Problem statement:
Word for word, restate the entries below and exclude every image.

(Data entries)
====================
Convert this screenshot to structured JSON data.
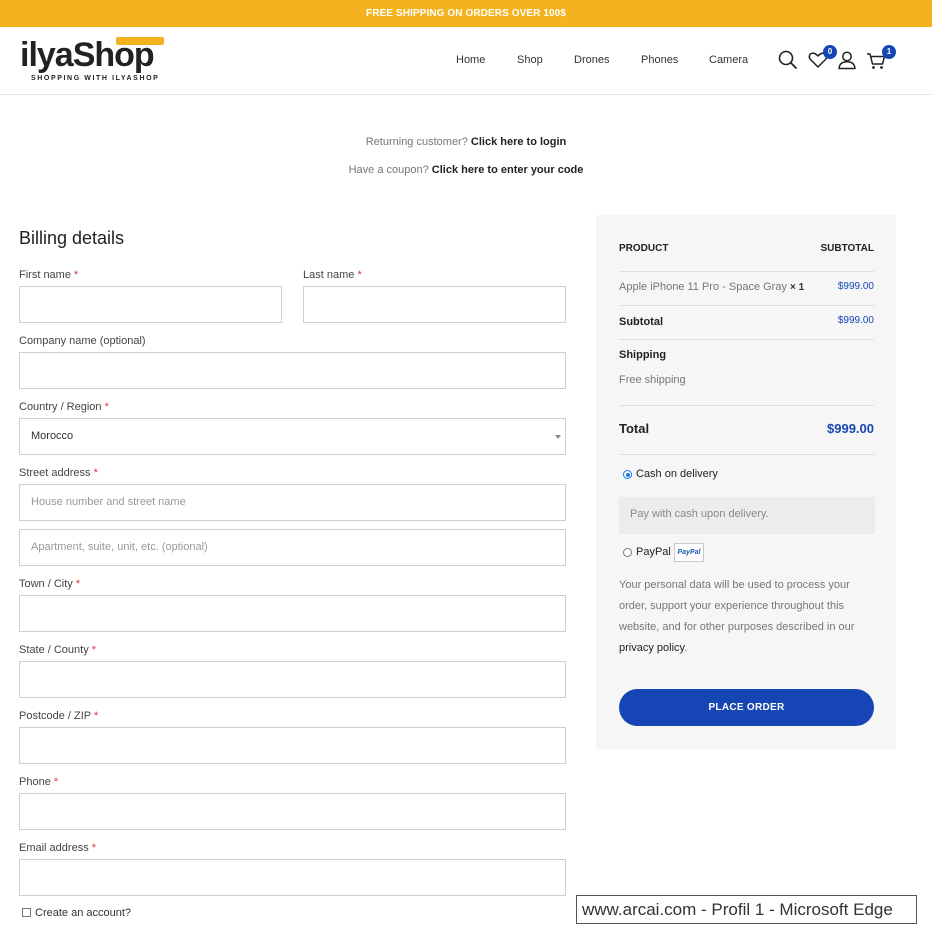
{
  "topbar": {
    "text": "FREE SHIPPING ON ORDERS OVER 100$"
  },
  "logo": {
    "name_a": "ilya",
    "name_b": "Shop",
    "tagline": "SHOPPING WITH ILYASHOP"
  },
  "nav": {
    "items": [
      "Home",
      "Shop",
      "Drones",
      "Phones",
      "Camera"
    ]
  },
  "header_icons": {
    "search": "search-icon",
    "wishlist": "heart-icon",
    "wishlist_count": "0",
    "account": "user-icon",
    "cart": "cart-icon",
    "cart_count": "1"
  },
  "notices": {
    "login_prefix": "Returning customer?",
    "login_link": "Click here to login",
    "coupon_prefix": "Have a coupon?",
    "coupon_link": "Click here to enter your code"
  },
  "billing": {
    "title": "Billing details",
    "required_mark": "*",
    "first_name": "First name",
    "last_name": "Last name",
    "company": "Company name (optional)",
    "country": "Country / Region",
    "country_value": "Morocco",
    "street": "Street address",
    "street_placeholder": "House number and street name",
    "apartment_placeholder": "Apartment, suite, unit, etc. (optional)",
    "city": "Town / City",
    "state": "State / County",
    "postcode": "Postcode / ZIP",
    "phone": "Phone",
    "email": "Email address",
    "create_account": "Create an account?"
  },
  "order": {
    "product_header": "PRODUCT",
    "subtotal_header": "SUBTOTAL",
    "item_name": "Apple iPhone 11 Pro - Space Gray",
    "item_qty": "× 1",
    "item_price": "$999.00",
    "subtotal_label": "Subtotal",
    "subtotal_value": "$999.00",
    "shipping_label": "Shipping",
    "shipping_value": "Free shipping",
    "total_label": "Total",
    "total_value": "$999.00",
    "payment_cod": "Cash on delivery",
    "payment_cod_desc": "Pay with cash upon delivery.",
    "payment_paypal": "PayPal",
    "paypal_logo_text": "PayPal",
    "privacy_text": "Your personal data will be used to process your order, support your experience throughout this website, and for other purposes described in our",
    "privacy_link": "privacy policy",
    "privacy_end": ".",
    "place_order": "PLACE ORDER"
  },
  "tooltip": {
    "text": "www.arcai.com - Profil 1 - Microsoft Edge"
  },
  "colors": {
    "accent": "#f5b21f",
    "brand_blue": "#1646b5",
    "radio_blue": "#1a73e8"
  }
}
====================
Solution to the exercise:
Convert this screenshot to structured JSON data.
{
  "topbar": {
    "text": "FREE SHIPPING ON ORDERS OVER 100$"
  },
  "logo": {
    "name_a": "ilya",
    "name_b": "Shop",
    "tagline": "SHOPPING WITH ILYASHOP"
  },
  "nav": {
    "items": [
      "Home",
      "Shop",
      "Drones",
      "Phones",
      "Camera"
    ]
  },
  "header_icons": {
    "search": "search-icon",
    "wishlist": "heart-icon",
    "wishlist_count": "0",
    "account": "user-icon",
    "cart": "cart-icon",
    "cart_count": "1"
  },
  "notices": {
    "login_prefix": "Returning customer?",
    "login_link": "Click here to login",
    "coupon_prefix": "Have a coupon?",
    "coupon_link": "Click here to enter your code"
  },
  "billing": {
    "title": "Billing details",
    "required_mark": "*",
    "first_name": "First name",
    "last_name": "Last name",
    "company": "Company name (optional)",
    "country": "Country / Region",
    "country_value": "Morocco",
    "street": "Street address",
    "street_placeholder": "House number and street name",
    "apartment_placeholder": "Apartment, suite, unit, etc. (optional)",
    "city": "Town / City",
    "state": "State / County",
    "postcode": "Postcode / ZIP",
    "phone": "Phone",
    "email": "Email address",
    "create_account": "Create an account?"
  },
  "order": {
    "product_header": "PRODUCT",
    "subtotal_header": "SUBTOTAL",
    "item_name": "Apple iPhone 11 Pro - Space Gray",
    "item_qty": "× 1",
    "item_price": "$999.00",
    "subtotal_label": "Subtotal",
    "subtotal_value": "$999.00",
    "shipping_label": "Shipping",
    "shipping_value": "Free shipping",
    "total_label": "Total",
    "total_value": "$999.00",
    "payment_cod": "Cash on delivery",
    "payment_cod_desc": "Pay with cash upon delivery.",
    "payment_paypal": "PayPal",
    "paypal_logo_text": "PayPal",
    "privacy_text": "Your personal data will be used to process your order, support your experience throughout this website, and for other purposes described in our",
    "privacy_link": "privacy policy",
    "privacy_end": ".",
    "place_order": "PLACE ORDER"
  },
  "tooltip": {
    "text": "www.arcai.com - Profil 1 - Microsoft Edge"
  },
  "colors": {
    "accent": "#f5b21f",
    "brand_blue": "#1646b5",
    "radio_blue": "#1a73e8"
  }
}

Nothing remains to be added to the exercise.